Check every line of the entries for the string "chevron" and return the ones that contain it.

───── PROVIDED INFORMATION

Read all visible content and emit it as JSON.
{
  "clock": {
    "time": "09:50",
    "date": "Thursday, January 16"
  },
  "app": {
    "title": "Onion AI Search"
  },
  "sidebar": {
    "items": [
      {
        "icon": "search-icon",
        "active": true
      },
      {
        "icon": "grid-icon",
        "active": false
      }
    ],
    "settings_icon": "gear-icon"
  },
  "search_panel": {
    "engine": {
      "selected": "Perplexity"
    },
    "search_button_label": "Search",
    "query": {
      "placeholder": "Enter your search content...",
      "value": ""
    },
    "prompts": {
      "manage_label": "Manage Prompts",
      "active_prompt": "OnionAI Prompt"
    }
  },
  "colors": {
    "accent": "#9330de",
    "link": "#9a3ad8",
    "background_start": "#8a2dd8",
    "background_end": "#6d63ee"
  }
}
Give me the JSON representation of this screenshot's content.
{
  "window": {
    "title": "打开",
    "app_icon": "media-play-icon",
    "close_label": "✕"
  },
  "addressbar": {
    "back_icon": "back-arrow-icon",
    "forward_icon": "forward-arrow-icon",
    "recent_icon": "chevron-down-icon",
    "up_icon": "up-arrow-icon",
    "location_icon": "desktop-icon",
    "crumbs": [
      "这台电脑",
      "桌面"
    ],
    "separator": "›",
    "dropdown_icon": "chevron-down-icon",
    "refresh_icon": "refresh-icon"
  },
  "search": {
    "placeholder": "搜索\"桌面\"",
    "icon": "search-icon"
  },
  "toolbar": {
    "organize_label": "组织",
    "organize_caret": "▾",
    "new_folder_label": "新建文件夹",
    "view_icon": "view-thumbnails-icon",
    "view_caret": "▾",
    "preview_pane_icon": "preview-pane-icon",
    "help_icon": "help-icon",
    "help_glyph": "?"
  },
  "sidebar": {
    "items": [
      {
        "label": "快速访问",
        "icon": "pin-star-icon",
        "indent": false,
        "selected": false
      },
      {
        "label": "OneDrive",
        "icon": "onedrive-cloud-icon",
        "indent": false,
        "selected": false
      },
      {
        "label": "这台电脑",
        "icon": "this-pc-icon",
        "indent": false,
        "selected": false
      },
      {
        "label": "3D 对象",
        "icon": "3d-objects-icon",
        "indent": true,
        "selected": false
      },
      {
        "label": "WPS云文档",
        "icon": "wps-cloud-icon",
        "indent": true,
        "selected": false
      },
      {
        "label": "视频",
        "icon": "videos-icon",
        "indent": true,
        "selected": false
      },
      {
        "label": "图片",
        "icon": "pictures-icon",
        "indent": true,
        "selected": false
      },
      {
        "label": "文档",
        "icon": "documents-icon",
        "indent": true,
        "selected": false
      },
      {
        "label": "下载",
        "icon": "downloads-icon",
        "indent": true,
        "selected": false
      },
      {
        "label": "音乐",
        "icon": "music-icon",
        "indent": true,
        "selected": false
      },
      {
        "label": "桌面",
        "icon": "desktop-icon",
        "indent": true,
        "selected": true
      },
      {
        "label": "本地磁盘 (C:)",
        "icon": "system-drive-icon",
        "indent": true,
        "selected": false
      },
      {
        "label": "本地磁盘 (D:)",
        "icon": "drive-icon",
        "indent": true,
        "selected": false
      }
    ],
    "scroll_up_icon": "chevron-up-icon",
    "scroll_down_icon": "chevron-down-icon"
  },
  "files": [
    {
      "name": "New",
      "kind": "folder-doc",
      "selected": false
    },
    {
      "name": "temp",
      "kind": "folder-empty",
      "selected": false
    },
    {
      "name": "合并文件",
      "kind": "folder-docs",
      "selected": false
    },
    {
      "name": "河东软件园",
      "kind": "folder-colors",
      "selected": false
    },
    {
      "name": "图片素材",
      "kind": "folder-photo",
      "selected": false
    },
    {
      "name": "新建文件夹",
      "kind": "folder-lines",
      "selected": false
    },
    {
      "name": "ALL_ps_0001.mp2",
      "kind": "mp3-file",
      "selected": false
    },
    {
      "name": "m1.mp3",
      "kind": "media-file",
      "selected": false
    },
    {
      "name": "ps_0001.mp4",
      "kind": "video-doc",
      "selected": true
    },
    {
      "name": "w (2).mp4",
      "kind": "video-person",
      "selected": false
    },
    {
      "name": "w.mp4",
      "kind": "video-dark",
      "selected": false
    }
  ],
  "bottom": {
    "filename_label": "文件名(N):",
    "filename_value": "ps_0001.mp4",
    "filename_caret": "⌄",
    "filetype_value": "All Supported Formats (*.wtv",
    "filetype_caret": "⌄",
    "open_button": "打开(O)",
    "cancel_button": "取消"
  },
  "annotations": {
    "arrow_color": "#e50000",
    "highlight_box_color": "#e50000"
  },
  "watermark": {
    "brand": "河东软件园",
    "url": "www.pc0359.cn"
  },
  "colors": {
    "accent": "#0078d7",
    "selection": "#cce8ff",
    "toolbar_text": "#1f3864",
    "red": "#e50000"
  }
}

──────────

● **YOUR SOLUTION**
    "recent_icon": "chevron-down-icon",
    "dropdown_icon": "chevron-down-icon",
    "scroll_up_icon": "chevron-up-icon",
    "scroll_down_icon": "chevron-down-icon"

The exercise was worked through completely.